Organizations that aim to improve the experiences and employment chances of job seekers who face barriers to employment have, over the years, had to contend directly with potential employers and their requirements. This is particularly true for community-based job brokers that use a temporary staffing model, offering job access and immediate work to their service population.
Alternative staffing organizations (ASOs) are worker-centered, social purpose businesses that place job seekers in temporary and “temp-to-perm” assignments with customer businesses, and charge their customers a markup on the wage of the position. These fee-for-service organizations can help job seekers who face labor market barriers gain work experience and access potential employers. Created by community-based organizations and national nonprofits, ASOs are often embedded within larger organizations that provide other employment, training, and human services to their community. The parent organizations may also be operating other social enterprise ventures.
Businesses that contract ASOs for staffing services are customers that expect a service, but also represent an opportunity for employment and work experience for job seekers. Thus ASOs must operate with a dual agenda to serve both sides of the equation. In related publications, we have explored how ASOs operate as social enterprises and how the model fits within the goals of the parent organization. With detailed information from five well-established ASOs, and as part of two waves of a demonstration initiated by the Charles Stewart Mott Foundation, we have documented the employment experiences of workers placed in assignments and their employment status after leaving the ASO.

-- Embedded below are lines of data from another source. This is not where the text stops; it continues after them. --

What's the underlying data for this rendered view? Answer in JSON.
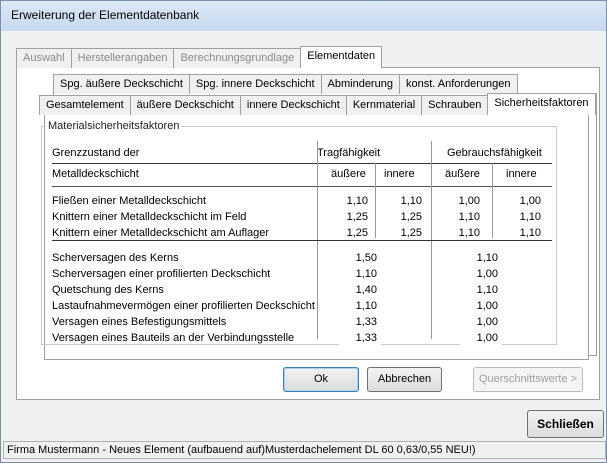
{
  "window": {
    "title": "Erweiterung der Elementdatenbank"
  },
  "tabs_top": [
    {
      "label": "Auswahl",
      "enabled": false
    },
    {
      "label": "Herstellerangaben",
      "enabled": false
    },
    {
      "label": "Berechnungsgrundlage",
      "enabled": false
    },
    {
      "label": "Elementdaten",
      "enabled": true,
      "active": true
    }
  ],
  "tabs_row2": [
    {
      "label": "Spg. äußere Deckschicht"
    },
    {
      "label": "Spg. innere Deckschicht"
    },
    {
      "label": "Abminderung"
    },
    {
      "label": "konst. Anforderungen"
    }
  ],
  "tabs_row3": [
    {
      "label": "Gesamtelement"
    },
    {
      "label": "äußere Deckschicht"
    },
    {
      "label": "innere Deckschicht"
    },
    {
      "label": "Kernmaterial"
    },
    {
      "label": "Schrauben"
    },
    {
      "label": "Sicherheitsfaktoren",
      "active": true
    }
  ],
  "group": {
    "title": "Materialsicherheitsfaktoren",
    "header": {
      "grenzzustand": "Grenzzustand der",
      "tragfaehigkeit": "Tragfähigkeit",
      "gebrauchsfaehigkeit": "Gebrauchsfähigkeit",
      "metalldeckschicht": "Metalldeckschicht",
      "aeussere": "äußere",
      "innere": "innere"
    },
    "rows_metal": [
      {
        "label": "Fließen einer Metalldeckschicht",
        "values": [
          "1,10",
          "1,10",
          "1,00",
          "1,00"
        ]
      },
      {
        "label": "Knittern einer Metalldeckschicht im Feld",
        "values": [
          "1,25",
          "1,25",
          "1,10",
          "1,10"
        ]
      },
      {
        "label": "Knittern einer Metalldeckschicht am Auflager",
        "values": [
          "1,25",
          "1,25",
          "1,10",
          "1,10"
        ]
      }
    ],
    "rows_core": [
      {
        "label": "Scherversagen des Kerns",
        "values": [
          "1,50",
          "1,10"
        ]
      },
      {
        "label": "Scherversagen einer profilierten Deckschicht",
        "values": [
          "1,10",
          "1,00"
        ]
      },
      {
        "label": "Quetschung des Kerns",
        "values": [
          "1,40",
          "1,10"
        ]
      },
      {
        "label": "Lastaufnahmevermögen einer profilierten Deckschicht",
        "values": [
          "1,10",
          "1,00"
        ]
      },
      {
        "label": "Versagen eines Befestigungsmittels",
        "values": [
          "1,33",
          "1,00"
        ]
      },
      {
        "label": "Versagen eines Bauteils an der Verbindungsstelle",
        "values": [
          "1,33",
          "1,00"
        ]
      }
    ]
  },
  "buttons": {
    "ok": "Ok",
    "abbrechen": "Abbrechen",
    "querschnittswerte": "Querschnittswerte >",
    "schliessen": "Schließen"
  },
  "status": "Firma Mustermann - Neues Element  (aufbauend auf)Musterdachelement DL 60 0,63/0,55 NEU!)"
}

In this paper, we address engagement with businesses and their perspectives on ASO services. This is a major issue for ASOs as well as for other workforce development organizations.
Carré, Françoise; Holgate, Brandynn; Takenaka, Risa; and Levine, Helen, "Why Use the Services of Alternative Staffing Organizations: Perspectives from Customer Businesses" (2012). Center for Social Policy Publications. 69.